|US3856406 *||Nov 23, 1973||Dec 24, 1974||Gen Electric||Heterodyne laser absorption spectrometer|
|US4425503 *||Jun 28, 1982||Jan 10, 1984||The United States Of America As Represented By The Secretary Of The Army||Method for detecting the presence of a gas in an atmosphere|
|US5015099 *||Mar 12, 1990||May 14, 1991||Anritsu Corporation||Differential absorption laser radar gas detection apparatus having tunable wavelength single mode semiconductor laser source|
|1||*||Allario et al, An Exp. Concept to Meas. Stratospheric Trace Constituents by Laser Heterodyne Spect. Appl. Phys. 23, No. (1980) p. 47.|
|2||E. Zanzottera, "Differential Absorption Lidar Techniques in the Determination of Trace Pollutants and Physical Parameters of the Atmosphere," 1990.|
|3||*||E. Zanzottera, Differential Absorption Lidar Techniques in the Determination of Trace Pollutants and Physical Parameters of the Atmosphere, 1990.|
|4||P. L. Meyer and M. W. Sigrist, "Atmospheric pollution monitoring using CO2 -laser photoacoustic spectroscopy and other techniques", Rev. Sci. Instrum. 61(7), Jul. 1990, pp. 1779-1807.|
|5||*||P. L. Meyer and M. W. Sigrist, Atmospheric pollution monitoring using CO 2 laser photoacoustic spectroscopy and other techniques , Rev. Sci. Instrum. 61(7), Jul. 1990, pp. 1779 1807.|
|Citing Patent||Filing date||Publication date||Applicant||Title|
|US5637872 *||Aug 24, 1995||Jun 10, 1997||Tulip; John||Gas detector|
|US5748325 *||Sep 11, 1995||May 5, 1998||Tulip; John||Gas detector for plural target zones|
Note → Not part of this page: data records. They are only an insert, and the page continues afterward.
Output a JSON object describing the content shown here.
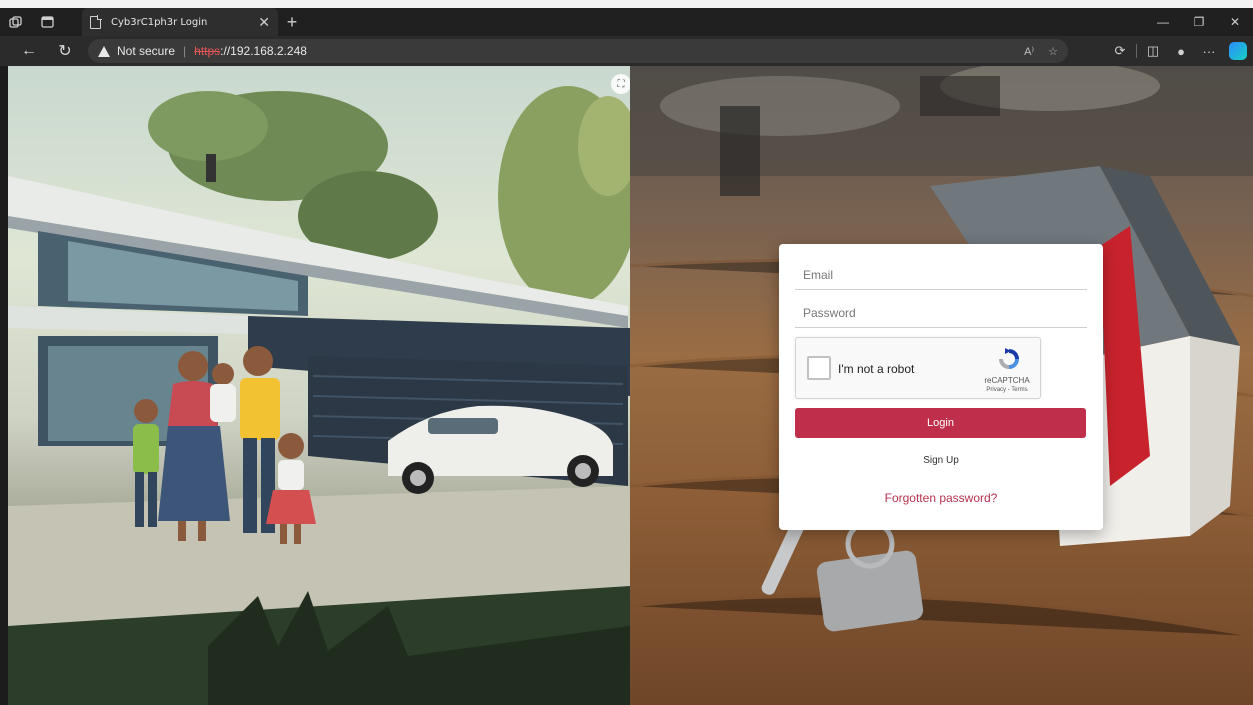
{
  "browser": {
    "tab_title": "Cyb3rC1ph3r Login",
    "security_label": "Not secure",
    "url_scheme": "https",
    "url_rest": "://192.168.2.248"
  },
  "login": {
    "email_placeholder": "Email",
    "password_placeholder": "Password",
    "captcha_label": "I'm not a robot",
    "captcha_brand": "reCAPTCHA",
    "captcha_links": "Privacy - Terms",
    "login_label": "Login",
    "signup_label": "Sign Up",
    "forgot_label": "Forgotten password?"
  },
  "colors": {
    "accent": "#bf2f4b",
    "link": "#b8334f",
    "insecure": "#e35656"
  },
  "icons": {
    "tab": "page-icon",
    "security": "warning-icon",
    "captcha": "recaptcha-icon"
  }
}
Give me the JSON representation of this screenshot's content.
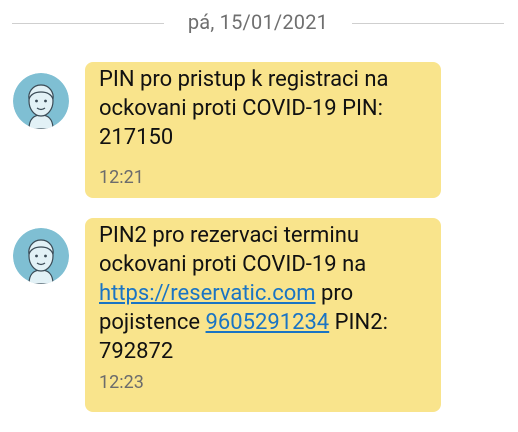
{
  "conversation": {
    "date_divider": "pá, 15/01/2021",
    "messages": [
      {
        "line1": "PIN pro pristup k registraci na",
        "line2": "ockovani proti COVID-19 PIN:",
        "line3": "217150",
        "time": "12:21"
      },
      {
        "line1": "PIN2 pro rezervaci terminu",
        "line2": "ockovani proti COVID-19 na",
        "link": "https://reservatic.com",
        "after_link": " pro",
        "prefix_phone": "pojistence ",
        "phone": "9605291234",
        "after_phone": " PIN2:",
        "line5": "792872",
        "time": "12:23"
      }
    ]
  },
  "colors": {
    "bubble": "#f9e48c",
    "avatar_bg": "#7fbfd3",
    "avatar_face": "#e2f1f6",
    "link": "#1a74c4"
  },
  "icons": {
    "avatar": "default-contact-avatar-icon"
  }
}
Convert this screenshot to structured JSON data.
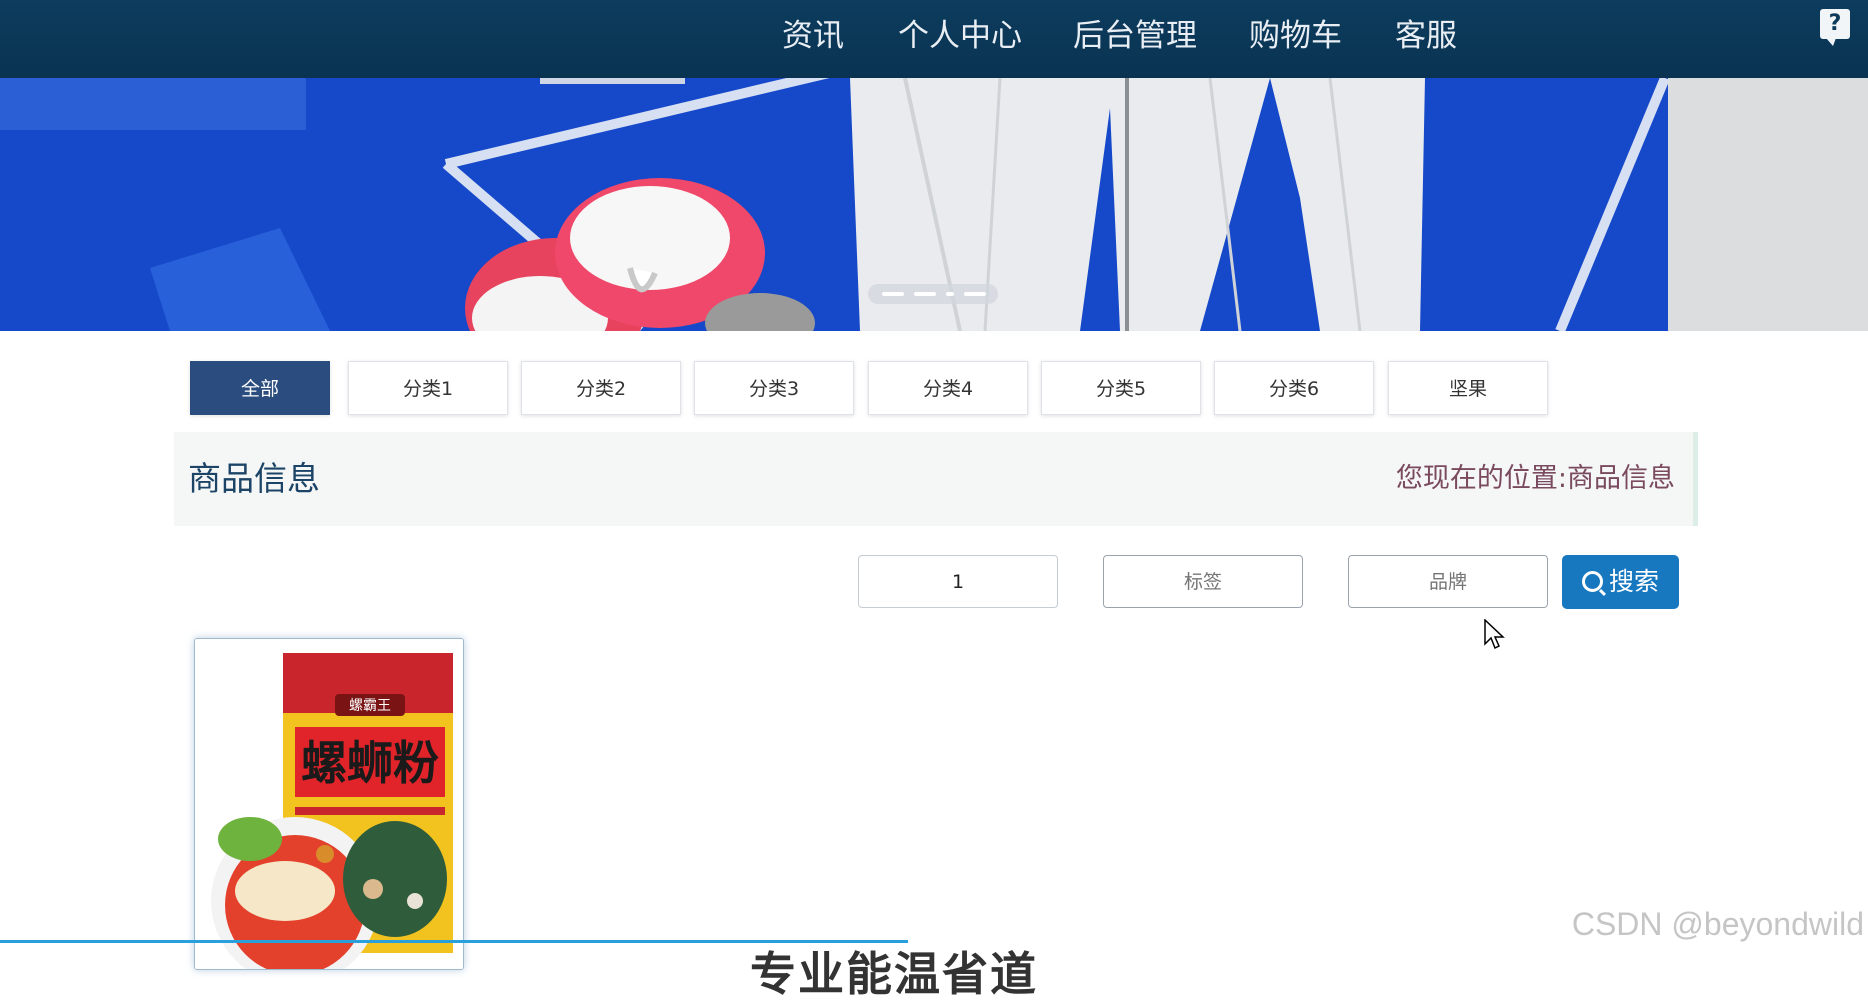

|US7502115||Nov 21, 2007||Mar 10, 2009||Pranalytica, Inc.||System and method for high sensitivity optical detection of gases|
|US7903704||Jun 22, 2007||Mar 8, 2011||Pranalytica, Inc.||Tunable quantum cascade lasers and photoacoustic detection of trace gases, TNT, TATP and precursors acetone and hydrogen peroxide|
|US9608408||Sep 26, 2013||Mar 28, 2017||Pranalytica, Inc.||Long wavelength quantum cascade lasers based on high strain composition|
|US20070229834 *||Oct 21, 2005||Oct 4, 2007||Patel C Kumar N||System and method for high sensitivity optical detection of gases|
|US20080159341 *||Jun 22, 2007||Jul 3, 2008||Patel C Kumar N||Tunable quantum cascade lasers and photoacoustic detection of trace gases, TNT, TATP and precursors acetone and hydrogen peroxide|
|U.S. Classification||250/338.5, 250/341.1, 250/343|
|International Classification||G01N21/35, G01N21/39|
|Cooperative Classification||G01N21/39, G01N2021/394|
|Apr 3, 1992||AS||Assignment|
Owner name: ERWIN KAYSER-THREDE GMBH, GERMANY
Free format text: ASSIGNMENT OF ASSIGNORS INTEREST.;ASSIGNOR:ALBRECHT, HANNES;REEL/FRAME:006071/0315
Effective date: 19920219
|Dec 17, 1996||FPAY||Fee payment|
Year of fee payment: 4
|Mar 27, 2001||REMI||Maintenance fee reminder mailed|
|Sep 2, 2001||LAPS||Lapse for failure to pay maintenance fees|
|Nov 6, 2001||FP||Expired due to failure to pay maintenance fee|
Effective date: 20010831